Work instructions:
A complete response lists each line of the data below that includes the word "JSON".

(Task input begins)

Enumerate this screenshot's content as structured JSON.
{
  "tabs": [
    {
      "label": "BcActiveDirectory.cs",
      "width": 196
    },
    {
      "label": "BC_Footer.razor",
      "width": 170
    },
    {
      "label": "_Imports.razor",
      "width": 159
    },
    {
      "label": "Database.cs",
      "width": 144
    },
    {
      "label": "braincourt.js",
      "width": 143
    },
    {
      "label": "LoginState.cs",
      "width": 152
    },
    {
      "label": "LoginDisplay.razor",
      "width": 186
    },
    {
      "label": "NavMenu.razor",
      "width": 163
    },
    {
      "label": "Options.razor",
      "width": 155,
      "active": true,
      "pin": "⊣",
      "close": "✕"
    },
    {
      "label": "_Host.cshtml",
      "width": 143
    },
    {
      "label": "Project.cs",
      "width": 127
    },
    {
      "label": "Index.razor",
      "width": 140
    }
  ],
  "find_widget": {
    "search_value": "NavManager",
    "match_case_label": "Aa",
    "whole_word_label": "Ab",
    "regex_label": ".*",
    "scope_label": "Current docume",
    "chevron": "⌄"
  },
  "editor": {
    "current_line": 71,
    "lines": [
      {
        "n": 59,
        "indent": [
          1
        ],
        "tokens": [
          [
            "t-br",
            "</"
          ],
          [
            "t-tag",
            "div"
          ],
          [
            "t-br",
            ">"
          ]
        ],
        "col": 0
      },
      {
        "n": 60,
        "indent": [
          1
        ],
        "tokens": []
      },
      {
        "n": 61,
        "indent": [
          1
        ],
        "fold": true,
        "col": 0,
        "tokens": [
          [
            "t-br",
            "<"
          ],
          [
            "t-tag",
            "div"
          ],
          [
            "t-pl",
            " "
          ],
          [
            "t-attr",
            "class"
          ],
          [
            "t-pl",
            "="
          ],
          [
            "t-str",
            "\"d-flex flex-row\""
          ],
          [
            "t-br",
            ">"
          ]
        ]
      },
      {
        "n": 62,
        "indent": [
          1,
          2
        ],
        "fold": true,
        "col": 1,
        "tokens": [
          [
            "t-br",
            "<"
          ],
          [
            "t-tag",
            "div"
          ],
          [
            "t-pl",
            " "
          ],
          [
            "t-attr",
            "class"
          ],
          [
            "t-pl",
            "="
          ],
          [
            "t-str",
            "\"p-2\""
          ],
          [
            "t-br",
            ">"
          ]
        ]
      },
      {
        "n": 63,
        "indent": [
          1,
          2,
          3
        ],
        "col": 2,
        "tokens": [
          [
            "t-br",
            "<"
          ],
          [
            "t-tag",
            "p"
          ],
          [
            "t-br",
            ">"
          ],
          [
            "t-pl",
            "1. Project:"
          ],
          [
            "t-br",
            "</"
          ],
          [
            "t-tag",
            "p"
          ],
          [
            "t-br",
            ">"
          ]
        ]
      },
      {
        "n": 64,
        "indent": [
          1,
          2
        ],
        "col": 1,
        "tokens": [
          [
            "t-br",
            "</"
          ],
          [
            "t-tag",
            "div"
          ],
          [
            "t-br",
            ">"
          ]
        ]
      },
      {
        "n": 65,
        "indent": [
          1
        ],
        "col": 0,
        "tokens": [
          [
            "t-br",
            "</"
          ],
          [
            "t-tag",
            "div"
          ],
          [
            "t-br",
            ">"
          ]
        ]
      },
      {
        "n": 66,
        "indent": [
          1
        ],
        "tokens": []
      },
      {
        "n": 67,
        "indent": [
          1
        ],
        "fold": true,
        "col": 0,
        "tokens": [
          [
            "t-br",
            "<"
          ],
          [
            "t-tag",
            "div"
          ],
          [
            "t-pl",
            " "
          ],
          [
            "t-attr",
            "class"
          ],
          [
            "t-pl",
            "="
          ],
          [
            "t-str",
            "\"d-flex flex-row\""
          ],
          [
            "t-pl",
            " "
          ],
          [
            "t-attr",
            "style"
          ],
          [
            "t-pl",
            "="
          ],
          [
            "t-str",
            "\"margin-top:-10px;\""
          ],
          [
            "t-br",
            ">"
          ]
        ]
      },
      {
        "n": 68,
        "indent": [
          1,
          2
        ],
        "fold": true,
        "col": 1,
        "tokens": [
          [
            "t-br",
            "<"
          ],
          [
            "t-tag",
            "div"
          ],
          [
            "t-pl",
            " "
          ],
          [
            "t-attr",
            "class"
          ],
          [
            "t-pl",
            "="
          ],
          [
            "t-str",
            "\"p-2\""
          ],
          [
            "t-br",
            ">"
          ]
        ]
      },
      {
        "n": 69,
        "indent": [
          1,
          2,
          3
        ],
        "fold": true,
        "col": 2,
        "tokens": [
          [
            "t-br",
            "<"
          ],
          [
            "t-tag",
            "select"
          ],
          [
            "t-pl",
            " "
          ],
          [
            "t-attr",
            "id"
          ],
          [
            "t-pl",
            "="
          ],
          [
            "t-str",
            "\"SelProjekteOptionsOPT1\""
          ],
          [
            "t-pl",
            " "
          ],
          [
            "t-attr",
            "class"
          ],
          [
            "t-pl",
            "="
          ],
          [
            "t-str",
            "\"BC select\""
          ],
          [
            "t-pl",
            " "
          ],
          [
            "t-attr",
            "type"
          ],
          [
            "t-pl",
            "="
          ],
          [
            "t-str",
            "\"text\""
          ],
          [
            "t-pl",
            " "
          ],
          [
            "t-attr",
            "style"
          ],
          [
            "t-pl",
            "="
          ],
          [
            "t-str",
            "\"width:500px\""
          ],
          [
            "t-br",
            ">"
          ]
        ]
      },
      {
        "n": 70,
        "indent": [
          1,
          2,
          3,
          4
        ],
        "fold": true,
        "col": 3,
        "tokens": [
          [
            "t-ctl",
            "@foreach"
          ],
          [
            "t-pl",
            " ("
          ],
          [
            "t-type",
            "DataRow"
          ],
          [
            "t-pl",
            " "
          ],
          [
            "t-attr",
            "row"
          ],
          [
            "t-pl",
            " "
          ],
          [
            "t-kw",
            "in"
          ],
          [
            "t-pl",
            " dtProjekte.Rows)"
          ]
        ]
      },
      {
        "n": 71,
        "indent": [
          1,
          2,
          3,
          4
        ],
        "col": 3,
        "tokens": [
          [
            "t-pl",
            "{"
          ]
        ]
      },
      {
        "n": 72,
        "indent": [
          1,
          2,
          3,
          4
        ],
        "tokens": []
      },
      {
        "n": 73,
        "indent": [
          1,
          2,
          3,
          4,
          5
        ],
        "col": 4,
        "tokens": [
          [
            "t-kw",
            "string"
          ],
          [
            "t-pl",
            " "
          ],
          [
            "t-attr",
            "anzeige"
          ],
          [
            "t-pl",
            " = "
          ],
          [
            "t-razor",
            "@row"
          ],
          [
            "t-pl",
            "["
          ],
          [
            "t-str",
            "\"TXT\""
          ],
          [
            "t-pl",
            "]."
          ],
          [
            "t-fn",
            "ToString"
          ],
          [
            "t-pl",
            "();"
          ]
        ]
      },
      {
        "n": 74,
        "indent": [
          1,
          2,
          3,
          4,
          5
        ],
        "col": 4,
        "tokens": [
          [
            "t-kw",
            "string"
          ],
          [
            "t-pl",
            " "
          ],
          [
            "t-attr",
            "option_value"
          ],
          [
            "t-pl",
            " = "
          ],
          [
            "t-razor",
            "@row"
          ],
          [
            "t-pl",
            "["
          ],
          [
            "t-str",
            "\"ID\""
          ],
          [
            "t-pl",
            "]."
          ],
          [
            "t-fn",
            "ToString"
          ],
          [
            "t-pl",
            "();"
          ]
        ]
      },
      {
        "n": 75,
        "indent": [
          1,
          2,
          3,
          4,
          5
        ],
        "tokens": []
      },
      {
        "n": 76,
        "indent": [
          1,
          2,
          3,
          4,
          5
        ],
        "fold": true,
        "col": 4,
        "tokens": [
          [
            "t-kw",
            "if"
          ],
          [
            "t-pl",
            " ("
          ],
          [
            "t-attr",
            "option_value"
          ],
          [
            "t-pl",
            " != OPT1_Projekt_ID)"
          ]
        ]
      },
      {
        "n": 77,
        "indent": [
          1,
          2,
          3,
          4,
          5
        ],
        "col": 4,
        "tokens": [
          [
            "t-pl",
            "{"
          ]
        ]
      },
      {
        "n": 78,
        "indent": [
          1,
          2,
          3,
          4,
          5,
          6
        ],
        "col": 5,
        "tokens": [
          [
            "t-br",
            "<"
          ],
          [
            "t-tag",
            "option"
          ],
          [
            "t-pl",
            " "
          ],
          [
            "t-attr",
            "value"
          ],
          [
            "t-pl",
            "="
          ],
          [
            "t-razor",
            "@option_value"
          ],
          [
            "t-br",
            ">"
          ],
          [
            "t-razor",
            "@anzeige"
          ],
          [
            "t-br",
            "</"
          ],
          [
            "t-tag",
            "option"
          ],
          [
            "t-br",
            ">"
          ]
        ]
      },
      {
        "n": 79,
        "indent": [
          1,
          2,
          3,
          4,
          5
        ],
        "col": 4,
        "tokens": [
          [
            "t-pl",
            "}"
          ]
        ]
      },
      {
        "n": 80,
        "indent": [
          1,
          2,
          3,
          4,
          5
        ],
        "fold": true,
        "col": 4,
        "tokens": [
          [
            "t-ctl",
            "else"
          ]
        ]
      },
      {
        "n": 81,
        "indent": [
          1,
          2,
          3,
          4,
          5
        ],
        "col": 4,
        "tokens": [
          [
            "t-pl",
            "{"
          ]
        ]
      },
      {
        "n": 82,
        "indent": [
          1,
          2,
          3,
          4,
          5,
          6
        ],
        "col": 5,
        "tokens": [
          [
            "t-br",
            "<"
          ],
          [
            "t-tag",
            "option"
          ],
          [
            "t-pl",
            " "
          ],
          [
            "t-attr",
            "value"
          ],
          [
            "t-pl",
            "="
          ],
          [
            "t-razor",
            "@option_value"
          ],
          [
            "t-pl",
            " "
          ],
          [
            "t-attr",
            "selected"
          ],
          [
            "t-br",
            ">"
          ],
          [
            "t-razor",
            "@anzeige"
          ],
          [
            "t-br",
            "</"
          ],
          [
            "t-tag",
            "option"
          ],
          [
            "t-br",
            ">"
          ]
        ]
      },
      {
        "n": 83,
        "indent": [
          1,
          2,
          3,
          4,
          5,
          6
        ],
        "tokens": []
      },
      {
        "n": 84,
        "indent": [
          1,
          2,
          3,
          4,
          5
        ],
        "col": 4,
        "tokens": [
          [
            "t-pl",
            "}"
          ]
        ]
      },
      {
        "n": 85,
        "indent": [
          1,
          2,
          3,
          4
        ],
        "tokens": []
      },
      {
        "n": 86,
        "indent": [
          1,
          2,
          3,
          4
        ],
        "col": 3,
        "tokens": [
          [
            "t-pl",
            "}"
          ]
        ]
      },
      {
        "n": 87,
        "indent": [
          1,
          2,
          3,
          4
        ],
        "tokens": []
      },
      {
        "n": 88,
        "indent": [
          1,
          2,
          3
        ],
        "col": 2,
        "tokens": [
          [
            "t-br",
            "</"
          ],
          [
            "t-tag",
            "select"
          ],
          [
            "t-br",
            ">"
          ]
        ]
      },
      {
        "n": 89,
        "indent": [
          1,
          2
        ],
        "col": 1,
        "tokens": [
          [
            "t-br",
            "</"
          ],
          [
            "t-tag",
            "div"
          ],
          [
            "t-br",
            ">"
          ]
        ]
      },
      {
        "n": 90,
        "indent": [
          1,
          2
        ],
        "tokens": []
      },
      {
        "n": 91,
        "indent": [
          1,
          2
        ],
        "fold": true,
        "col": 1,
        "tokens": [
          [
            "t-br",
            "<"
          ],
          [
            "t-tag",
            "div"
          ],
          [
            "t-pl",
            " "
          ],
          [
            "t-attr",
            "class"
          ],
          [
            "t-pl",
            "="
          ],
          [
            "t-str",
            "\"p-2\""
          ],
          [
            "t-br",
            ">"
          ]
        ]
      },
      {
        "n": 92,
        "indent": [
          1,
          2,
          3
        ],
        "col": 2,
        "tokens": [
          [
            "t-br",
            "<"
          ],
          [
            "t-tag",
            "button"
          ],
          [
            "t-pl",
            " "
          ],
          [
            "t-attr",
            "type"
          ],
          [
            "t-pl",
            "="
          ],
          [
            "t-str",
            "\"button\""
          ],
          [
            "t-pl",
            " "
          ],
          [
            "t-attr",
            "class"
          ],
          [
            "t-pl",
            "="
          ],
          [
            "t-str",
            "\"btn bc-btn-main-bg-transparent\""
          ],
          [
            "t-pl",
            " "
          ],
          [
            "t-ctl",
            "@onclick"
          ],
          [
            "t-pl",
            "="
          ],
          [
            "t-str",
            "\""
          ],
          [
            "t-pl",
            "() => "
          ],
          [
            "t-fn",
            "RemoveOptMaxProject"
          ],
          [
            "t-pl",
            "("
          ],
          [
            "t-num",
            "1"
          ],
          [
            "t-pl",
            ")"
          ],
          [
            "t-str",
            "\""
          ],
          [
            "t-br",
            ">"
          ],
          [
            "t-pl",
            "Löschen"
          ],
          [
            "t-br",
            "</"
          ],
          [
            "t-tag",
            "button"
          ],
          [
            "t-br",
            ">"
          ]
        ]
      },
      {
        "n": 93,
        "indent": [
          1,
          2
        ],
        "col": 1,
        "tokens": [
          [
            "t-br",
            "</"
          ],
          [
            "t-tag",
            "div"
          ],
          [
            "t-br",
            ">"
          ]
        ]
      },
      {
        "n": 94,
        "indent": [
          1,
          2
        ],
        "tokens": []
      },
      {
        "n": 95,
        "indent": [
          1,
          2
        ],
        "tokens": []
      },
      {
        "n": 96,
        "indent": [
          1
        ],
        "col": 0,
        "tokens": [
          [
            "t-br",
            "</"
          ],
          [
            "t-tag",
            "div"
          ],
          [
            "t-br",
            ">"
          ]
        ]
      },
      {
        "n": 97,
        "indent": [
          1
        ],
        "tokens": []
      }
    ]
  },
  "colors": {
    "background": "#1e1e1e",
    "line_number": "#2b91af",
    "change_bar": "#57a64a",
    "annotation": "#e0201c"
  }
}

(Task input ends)
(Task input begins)

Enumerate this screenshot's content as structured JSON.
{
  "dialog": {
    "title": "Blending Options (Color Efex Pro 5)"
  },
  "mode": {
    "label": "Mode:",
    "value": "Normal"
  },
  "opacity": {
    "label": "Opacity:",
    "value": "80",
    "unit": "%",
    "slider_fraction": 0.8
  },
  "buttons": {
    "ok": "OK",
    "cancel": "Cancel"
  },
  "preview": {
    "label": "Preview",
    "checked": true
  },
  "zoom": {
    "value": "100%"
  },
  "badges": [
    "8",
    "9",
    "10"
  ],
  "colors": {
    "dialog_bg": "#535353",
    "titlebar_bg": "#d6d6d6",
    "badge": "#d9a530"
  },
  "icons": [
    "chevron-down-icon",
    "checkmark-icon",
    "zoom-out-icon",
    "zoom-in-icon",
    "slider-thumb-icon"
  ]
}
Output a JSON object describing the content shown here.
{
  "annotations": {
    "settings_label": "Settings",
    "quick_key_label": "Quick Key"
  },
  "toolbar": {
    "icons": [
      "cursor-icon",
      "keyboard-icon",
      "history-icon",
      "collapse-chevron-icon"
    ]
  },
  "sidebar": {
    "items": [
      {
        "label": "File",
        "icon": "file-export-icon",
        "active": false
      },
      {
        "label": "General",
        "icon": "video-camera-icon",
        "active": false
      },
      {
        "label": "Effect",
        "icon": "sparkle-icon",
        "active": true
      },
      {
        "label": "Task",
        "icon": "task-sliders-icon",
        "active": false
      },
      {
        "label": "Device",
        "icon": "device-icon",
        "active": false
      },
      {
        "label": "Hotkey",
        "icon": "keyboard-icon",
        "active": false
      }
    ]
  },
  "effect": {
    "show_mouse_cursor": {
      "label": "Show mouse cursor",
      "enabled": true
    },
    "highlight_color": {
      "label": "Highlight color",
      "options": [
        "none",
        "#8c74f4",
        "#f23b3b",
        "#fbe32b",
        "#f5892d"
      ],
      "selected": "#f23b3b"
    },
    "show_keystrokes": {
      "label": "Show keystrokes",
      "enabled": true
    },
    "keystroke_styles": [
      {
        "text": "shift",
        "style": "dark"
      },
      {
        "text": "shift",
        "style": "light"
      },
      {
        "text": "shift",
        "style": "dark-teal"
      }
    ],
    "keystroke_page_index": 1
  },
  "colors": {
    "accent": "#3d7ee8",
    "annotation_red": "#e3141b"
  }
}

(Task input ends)
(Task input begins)

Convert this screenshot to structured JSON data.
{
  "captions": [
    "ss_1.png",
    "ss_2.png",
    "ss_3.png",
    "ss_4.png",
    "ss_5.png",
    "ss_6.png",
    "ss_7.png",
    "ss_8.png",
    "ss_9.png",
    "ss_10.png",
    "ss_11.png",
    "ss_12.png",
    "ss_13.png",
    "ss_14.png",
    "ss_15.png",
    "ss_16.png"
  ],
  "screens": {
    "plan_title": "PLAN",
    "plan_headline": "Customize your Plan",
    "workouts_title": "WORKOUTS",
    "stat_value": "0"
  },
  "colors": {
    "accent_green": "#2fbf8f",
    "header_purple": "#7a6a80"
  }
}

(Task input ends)

Answer to the problem:
Enumerate this screenshot's content as structured JSON.
Enumerate this screenshot's content as structured JSON.
Output a JSON object describing the content shown here.
Convert this screenshot to structured JSON data.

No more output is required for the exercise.